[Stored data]
====
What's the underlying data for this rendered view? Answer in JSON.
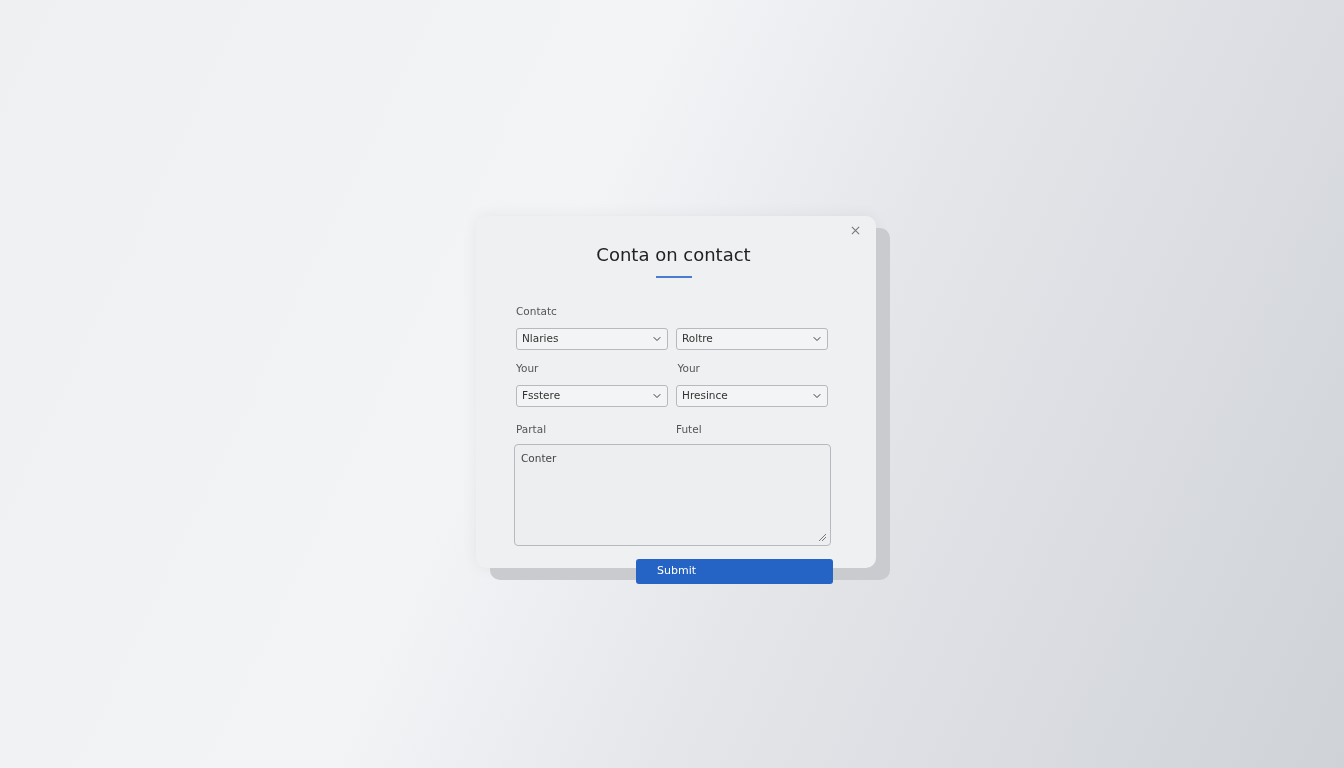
{
  "dialog": {
    "title": "Conta on contact",
    "rows": [
      {
        "labels": [
          "Contatc"
        ],
        "selects": [
          "Nlaries",
          "Roltre"
        ]
      },
      {
        "labels": [
          "Your",
          "Your"
        ],
        "selects": [
          "Fsstere",
          "Hresince"
        ]
      }
    ],
    "message": {
      "labels": [
        "Partal",
        "Futel"
      ],
      "value": "Conter"
    },
    "submit": "Submit"
  }
}
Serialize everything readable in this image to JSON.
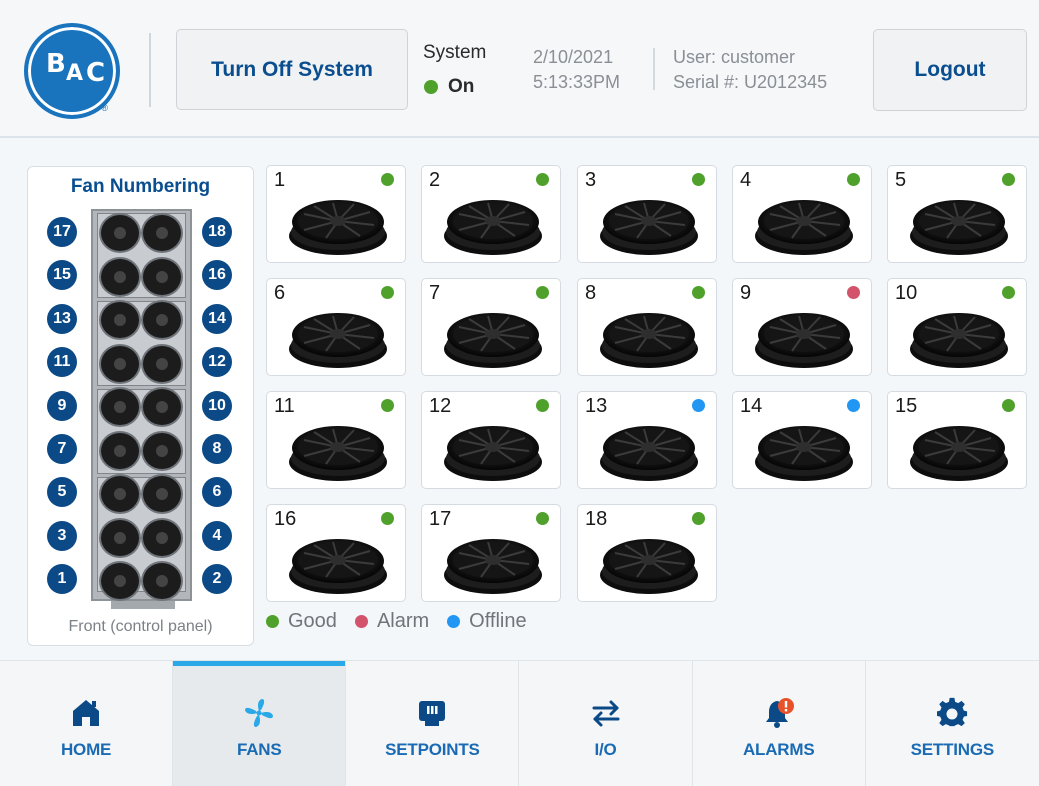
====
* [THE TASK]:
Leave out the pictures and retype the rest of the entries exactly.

* [EXERCISE RESULT]:
What's the underlying data for this rendered view? Answer in JSON.
{
  "dialog": {
    "title": "Conta on contact",
    "rows": [
      {
        "labels": [
          "Contatc"
        ],
        "selects": [
          "Nlaries",
          "Roltre"
        ]
      },
      {
        "labels": [
          "Your",
          "Your"
        ],
        "selects": [
          "Fsstere",
          "Hresince"
        ]
      }
    ],
    "message": {
      "labels": [
        "Partal",
        "Futel"
      ],
      "value": "Conter"
    },
    "submit": "Submit"
  }
}
Serialize everything readable in this image to JSON.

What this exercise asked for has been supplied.